§ WORK TO BE COMPLETED:
Report every line in the listing that contains the string "JSON".

Segment Start: WORKING DATA

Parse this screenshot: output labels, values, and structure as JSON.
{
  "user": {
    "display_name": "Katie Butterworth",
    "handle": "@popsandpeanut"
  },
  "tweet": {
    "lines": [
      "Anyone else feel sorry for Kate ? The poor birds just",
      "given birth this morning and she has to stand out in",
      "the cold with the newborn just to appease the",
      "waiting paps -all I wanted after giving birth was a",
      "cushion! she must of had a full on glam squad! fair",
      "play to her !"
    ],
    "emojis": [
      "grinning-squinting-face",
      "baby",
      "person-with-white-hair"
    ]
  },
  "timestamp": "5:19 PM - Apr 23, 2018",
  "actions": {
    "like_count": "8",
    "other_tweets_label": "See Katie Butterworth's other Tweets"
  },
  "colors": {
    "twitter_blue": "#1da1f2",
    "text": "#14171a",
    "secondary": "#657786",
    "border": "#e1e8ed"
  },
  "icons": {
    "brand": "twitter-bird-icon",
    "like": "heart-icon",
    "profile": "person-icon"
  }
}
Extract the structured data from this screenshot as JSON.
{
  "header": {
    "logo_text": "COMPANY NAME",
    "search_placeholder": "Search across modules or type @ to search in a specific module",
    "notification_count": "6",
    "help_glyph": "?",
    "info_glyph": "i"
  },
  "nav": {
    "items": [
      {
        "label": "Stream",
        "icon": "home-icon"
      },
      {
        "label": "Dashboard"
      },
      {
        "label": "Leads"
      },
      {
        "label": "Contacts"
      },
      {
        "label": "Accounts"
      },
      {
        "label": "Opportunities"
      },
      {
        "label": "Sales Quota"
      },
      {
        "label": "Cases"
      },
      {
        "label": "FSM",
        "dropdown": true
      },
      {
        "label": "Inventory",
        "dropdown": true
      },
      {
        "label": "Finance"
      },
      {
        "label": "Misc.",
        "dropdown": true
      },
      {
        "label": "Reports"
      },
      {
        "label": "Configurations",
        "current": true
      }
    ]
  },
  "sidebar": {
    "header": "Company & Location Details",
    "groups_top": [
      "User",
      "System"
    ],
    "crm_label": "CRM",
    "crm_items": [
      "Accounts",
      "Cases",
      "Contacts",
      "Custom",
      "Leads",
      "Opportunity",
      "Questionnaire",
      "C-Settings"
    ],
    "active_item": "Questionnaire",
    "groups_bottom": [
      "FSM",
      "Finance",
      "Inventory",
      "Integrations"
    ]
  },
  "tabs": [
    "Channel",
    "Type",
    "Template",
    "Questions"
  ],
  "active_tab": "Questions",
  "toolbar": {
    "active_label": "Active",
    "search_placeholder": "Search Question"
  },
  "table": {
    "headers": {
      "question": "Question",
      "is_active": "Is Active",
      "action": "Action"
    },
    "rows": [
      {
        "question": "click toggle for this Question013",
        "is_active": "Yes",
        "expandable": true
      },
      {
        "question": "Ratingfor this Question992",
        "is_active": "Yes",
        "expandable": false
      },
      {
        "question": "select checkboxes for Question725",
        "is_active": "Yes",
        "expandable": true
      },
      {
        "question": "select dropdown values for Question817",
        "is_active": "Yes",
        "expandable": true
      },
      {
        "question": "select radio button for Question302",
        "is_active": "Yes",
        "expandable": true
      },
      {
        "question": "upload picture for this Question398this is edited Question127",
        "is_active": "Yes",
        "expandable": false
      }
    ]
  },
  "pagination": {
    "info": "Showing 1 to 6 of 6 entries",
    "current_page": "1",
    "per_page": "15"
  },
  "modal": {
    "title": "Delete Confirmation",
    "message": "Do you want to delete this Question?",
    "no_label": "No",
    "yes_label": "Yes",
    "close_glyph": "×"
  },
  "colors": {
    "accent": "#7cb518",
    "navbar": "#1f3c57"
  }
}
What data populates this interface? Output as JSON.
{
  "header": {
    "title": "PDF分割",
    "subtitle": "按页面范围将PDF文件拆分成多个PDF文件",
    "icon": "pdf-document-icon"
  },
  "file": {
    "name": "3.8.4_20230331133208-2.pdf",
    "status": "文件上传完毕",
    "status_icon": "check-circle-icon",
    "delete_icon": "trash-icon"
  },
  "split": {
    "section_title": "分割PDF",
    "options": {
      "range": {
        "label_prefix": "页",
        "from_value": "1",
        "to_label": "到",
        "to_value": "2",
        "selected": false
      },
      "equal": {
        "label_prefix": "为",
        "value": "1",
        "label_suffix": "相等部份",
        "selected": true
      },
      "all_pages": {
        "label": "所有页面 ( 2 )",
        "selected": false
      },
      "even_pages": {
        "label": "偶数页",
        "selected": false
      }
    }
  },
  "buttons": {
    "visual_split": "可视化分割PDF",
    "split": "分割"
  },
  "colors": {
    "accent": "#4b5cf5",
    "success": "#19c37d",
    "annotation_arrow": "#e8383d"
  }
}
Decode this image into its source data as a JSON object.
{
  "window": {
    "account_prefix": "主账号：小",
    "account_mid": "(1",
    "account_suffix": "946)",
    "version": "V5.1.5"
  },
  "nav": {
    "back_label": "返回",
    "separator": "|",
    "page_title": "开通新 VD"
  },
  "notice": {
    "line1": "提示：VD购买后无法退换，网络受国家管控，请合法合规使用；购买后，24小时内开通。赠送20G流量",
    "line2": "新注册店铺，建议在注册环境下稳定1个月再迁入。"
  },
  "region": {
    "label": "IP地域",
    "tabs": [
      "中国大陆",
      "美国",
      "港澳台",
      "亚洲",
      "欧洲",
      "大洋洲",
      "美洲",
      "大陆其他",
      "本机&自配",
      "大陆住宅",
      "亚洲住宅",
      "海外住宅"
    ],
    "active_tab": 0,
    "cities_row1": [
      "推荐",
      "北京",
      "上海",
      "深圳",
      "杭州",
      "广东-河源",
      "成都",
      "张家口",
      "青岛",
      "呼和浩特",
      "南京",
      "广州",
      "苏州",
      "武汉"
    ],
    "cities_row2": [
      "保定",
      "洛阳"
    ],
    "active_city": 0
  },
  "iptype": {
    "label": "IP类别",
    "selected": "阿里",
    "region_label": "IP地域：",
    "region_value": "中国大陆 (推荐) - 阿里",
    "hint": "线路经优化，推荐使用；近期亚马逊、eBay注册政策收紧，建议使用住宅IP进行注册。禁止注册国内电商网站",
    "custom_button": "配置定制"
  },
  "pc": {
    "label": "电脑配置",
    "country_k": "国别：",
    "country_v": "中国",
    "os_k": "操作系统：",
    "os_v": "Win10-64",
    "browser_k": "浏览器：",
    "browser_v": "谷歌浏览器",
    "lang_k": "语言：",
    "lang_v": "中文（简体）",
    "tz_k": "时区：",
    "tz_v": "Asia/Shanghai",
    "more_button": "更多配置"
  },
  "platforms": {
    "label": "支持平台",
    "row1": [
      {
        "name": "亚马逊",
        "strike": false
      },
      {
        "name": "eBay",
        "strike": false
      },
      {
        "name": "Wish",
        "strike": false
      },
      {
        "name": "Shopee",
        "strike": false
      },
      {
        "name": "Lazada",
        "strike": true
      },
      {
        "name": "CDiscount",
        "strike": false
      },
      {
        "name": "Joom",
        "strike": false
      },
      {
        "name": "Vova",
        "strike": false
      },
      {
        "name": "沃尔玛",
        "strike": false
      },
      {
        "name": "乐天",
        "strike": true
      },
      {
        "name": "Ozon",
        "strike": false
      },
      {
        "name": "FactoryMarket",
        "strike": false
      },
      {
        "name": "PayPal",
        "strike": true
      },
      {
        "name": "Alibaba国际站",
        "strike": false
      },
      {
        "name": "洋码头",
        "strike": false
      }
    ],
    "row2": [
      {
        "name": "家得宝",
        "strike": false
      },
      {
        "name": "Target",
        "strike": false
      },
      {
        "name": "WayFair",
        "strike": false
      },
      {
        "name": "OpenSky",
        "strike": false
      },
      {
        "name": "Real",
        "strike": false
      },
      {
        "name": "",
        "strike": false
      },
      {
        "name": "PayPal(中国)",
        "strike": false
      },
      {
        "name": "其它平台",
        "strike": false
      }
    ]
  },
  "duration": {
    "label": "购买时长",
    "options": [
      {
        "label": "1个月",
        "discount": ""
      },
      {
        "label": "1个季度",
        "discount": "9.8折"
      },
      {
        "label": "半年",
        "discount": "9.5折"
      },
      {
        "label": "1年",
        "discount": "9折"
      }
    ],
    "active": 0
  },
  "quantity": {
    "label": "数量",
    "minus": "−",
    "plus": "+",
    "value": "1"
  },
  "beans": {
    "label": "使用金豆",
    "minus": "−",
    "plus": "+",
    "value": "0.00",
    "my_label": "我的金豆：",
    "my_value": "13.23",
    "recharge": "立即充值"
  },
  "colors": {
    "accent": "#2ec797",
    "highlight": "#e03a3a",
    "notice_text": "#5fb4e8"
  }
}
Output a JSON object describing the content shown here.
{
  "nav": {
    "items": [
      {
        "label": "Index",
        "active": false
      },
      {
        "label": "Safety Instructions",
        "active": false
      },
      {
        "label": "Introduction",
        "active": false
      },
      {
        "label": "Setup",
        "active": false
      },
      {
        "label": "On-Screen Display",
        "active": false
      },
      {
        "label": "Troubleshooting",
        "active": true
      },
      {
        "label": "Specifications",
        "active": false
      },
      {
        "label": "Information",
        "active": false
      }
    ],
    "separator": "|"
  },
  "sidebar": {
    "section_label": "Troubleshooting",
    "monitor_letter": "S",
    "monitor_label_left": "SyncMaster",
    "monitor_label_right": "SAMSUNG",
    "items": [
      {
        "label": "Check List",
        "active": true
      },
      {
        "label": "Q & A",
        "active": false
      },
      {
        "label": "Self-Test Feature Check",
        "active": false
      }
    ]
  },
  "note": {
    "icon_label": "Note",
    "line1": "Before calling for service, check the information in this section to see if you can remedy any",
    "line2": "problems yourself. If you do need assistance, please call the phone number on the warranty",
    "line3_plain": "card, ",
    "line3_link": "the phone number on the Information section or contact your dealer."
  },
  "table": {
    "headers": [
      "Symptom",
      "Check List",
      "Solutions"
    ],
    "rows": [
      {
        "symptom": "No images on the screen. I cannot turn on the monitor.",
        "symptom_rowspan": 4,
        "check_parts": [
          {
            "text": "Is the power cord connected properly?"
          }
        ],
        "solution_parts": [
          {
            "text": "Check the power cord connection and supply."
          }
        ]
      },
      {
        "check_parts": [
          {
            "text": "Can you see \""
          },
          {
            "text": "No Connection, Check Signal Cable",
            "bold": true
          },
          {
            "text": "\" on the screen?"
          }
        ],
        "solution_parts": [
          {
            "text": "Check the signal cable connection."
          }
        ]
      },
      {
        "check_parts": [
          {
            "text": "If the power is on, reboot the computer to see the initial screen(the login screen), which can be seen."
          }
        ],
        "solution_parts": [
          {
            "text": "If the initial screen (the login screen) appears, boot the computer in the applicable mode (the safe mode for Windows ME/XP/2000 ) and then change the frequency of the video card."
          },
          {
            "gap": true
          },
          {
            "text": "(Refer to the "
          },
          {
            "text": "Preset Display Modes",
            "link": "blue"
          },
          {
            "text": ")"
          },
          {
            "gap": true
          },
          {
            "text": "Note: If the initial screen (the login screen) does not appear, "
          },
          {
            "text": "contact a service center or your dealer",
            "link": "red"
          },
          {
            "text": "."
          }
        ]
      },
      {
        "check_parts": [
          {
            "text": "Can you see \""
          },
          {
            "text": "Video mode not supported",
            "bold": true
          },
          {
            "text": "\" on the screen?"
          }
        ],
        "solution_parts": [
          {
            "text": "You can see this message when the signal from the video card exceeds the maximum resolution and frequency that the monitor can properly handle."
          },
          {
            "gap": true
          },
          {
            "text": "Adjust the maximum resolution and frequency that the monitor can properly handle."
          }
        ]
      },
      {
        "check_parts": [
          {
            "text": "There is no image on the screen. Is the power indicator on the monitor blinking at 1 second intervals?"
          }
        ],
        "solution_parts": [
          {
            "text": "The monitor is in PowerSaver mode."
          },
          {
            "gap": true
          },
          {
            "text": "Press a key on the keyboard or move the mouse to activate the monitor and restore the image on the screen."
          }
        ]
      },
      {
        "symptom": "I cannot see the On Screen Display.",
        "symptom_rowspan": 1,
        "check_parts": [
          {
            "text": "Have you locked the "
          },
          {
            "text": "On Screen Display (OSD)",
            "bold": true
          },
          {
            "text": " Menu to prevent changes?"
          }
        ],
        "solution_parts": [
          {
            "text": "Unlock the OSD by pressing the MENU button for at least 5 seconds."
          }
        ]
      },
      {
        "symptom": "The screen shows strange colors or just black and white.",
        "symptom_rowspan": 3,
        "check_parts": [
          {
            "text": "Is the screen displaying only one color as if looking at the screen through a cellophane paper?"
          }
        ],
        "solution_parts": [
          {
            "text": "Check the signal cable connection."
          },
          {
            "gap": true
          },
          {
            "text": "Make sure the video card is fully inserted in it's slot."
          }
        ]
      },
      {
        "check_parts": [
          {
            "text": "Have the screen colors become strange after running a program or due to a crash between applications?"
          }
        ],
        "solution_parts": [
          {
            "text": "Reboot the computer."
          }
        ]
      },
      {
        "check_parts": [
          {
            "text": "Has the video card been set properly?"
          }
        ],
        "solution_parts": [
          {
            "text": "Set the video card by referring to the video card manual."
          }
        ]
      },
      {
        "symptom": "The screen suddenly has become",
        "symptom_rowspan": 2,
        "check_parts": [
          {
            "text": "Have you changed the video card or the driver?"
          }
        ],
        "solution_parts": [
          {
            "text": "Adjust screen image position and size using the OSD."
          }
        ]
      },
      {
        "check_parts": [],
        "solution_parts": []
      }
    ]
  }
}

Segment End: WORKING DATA

§ YOUR SOLUTION:
Parse this screenshot: output labels, values, and structure as JSON.
Extract the structured data from this screenshot as JSON.
What data populates this interface? Output as JSON.
Decode this image into its source data as a JSON object.
Output a JSON object describing the content shown here.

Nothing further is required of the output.